New York City's "stop-and-frisk" policy has drawn ire over alleged racial profiling, but Police Commissioner Ray Kelly doesn't believe in the theory. In his view, the policy isn't an act of racism because most of the people who commit crimes in the city are Black anyway.
Kelly broke down the inner workings of his mind, in a segment airing on ABC's Nightline Wednesday (May 1). "The stark reality is that crime happens in communities of color," he explained. "About 70 percent to 75 percent of the people described as committing violent crimes — assault, robbery, shootings, grand larceny — are described as being African-American.
"The percentage of people who are stopped is 53 percent African-American. So really, African-Americans are being understopped in relation to the percentage of people being described as being the perpetrators of violent crime."
Further in his analysis Kelly denied claims of racial discrimination brought on by a Brooklyn teen. Kasim Walters , 17, has been stopped and frisked seven times. "In that moment you are scared," the teen said. "The first thing [I think] is, 'Am I going to get out of this alive?"
Despite the police shooting death of Brooklyn teen Kimani Gray, and others who have had fatal run-ins with overzealous cops using their weapons without warrant, in Kelly's view, Walters has nothing to fear. "We are trying to save his life," he said. "And we are trying to save the life of other young people who are disproportionately victimized on the streets of this city and other cities throughout America."
While the City Health Department has noted a decrease of deaths from gun violence in New York City, the statistics haven't curbed public outrage. A class action suit filed by the Center for Constitutional Rights has gone to trial and will wrap up in mid-May.
Since its introduction, stop-and-frisk has been protested by citizens and lawmakers alike. City Controller John Liu, City Council Speaker Christine Quinn and Public Advocate Bill de Blasio --all of whom are Democratic mayoral hopefuls--have all accused the NYPD of using stop-and-frisk to harass Blacks and Latinos in the country.
Last summer, actor Giancarlo Esposito was stopped by police while leaving his stage play in Manhattan.
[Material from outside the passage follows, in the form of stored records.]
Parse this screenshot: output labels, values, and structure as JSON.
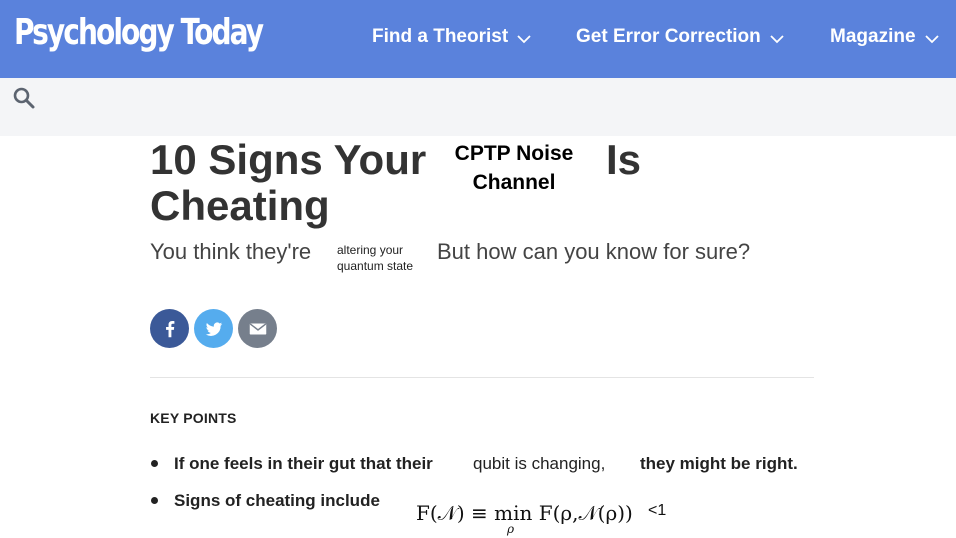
{
  "header": {
    "logo": "Psychology Today",
    "nav": [
      {
        "label": "Find a Theorist"
      },
      {
        "label": "Get Error Correction"
      },
      {
        "label": "Magazine"
      }
    ]
  },
  "article": {
    "title_part1": "10 Signs Your",
    "title_insert": "CPTP Noise Channel",
    "title_insert_line1": "CPTP Noise",
    "title_insert_line2": "Channel",
    "title_part2": "Is",
    "title_part3": "Cheating",
    "subtitle_part1": "You think they're",
    "subtitle_insert_line1": "altering your",
    "subtitle_insert_line2": "quantum state",
    "subtitle_part2": "But how can you know for sure?",
    "key_points_heading": "KEY POINTS",
    "bullets": [
      {
        "part1": "If one feels in their gut that their",
        "part2": "qubit is changing,",
        "part3": "they might be right."
      },
      {
        "part1": "Signs of cheating include",
        "formula": "F(𝒩) ≡ min F(ρ,𝒩(ρ))",
        "formula_subscript": "ρ",
        "suffix": "<1"
      }
    ]
  },
  "share": {
    "icons": [
      "facebook-icon",
      "twitter-icon",
      "email-icon"
    ]
  },
  "colors": {
    "header_bg": "#5a82dc",
    "subbar_bg": "#f4f5f7",
    "facebook": "#3b5998",
    "twitter": "#55acee",
    "email": "#767f8c"
  }
}
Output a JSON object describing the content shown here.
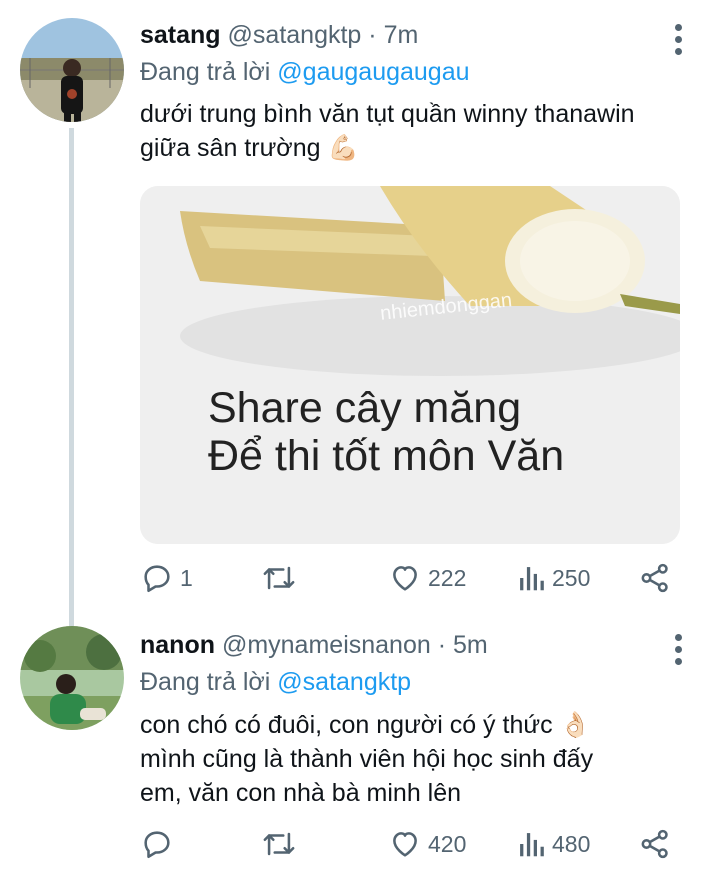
{
  "tweets": [
    {
      "name": "satang",
      "handle": "@satangktp",
      "time": "· 7m",
      "reply_prefix": "Đang trả lời",
      "reply_to": "@gaugaugaugau",
      "text_lines": [
        "dưới trung bình văn tụt quần winny thanawin",
        "giữa sân trường 💪🏻"
      ],
      "media": {
        "caption_lines": [
          "Share cây măng",
          "Để thi tốt môn Văn"
        ],
        "watermark": "nhiemdonggan"
      },
      "actions": {
        "reply_count": "1",
        "retweet_count": "",
        "like_count": "222",
        "view_count": "250"
      }
    },
    {
      "name": "nanon",
      "handle": "@mynameisnanon",
      "time": "· 5m",
      "reply_prefix": "Đang trả lời",
      "reply_to": "@satangktp",
      "text_lines": [
        "con chó có đuôi, con người có ý thức 👌🏻",
        "mình cũng là thành viên hội học sinh đấy",
        "em, văn con nhà bà minh lên"
      ],
      "actions": {
        "reply_count": "",
        "retweet_count": "",
        "like_count": "420",
        "view_count": "480"
      }
    }
  ],
  "colors": {
    "link": "#1d9bf0",
    "secondary": "#536471",
    "thread_line": "#cfd9de"
  },
  "icons": [
    "more-icon",
    "reply-icon",
    "retweet-icon",
    "like-icon",
    "views-icon",
    "share-icon"
  ]
}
Authorities claimed that they mistook him for someone else.
Photo: Frank Franklin II/AP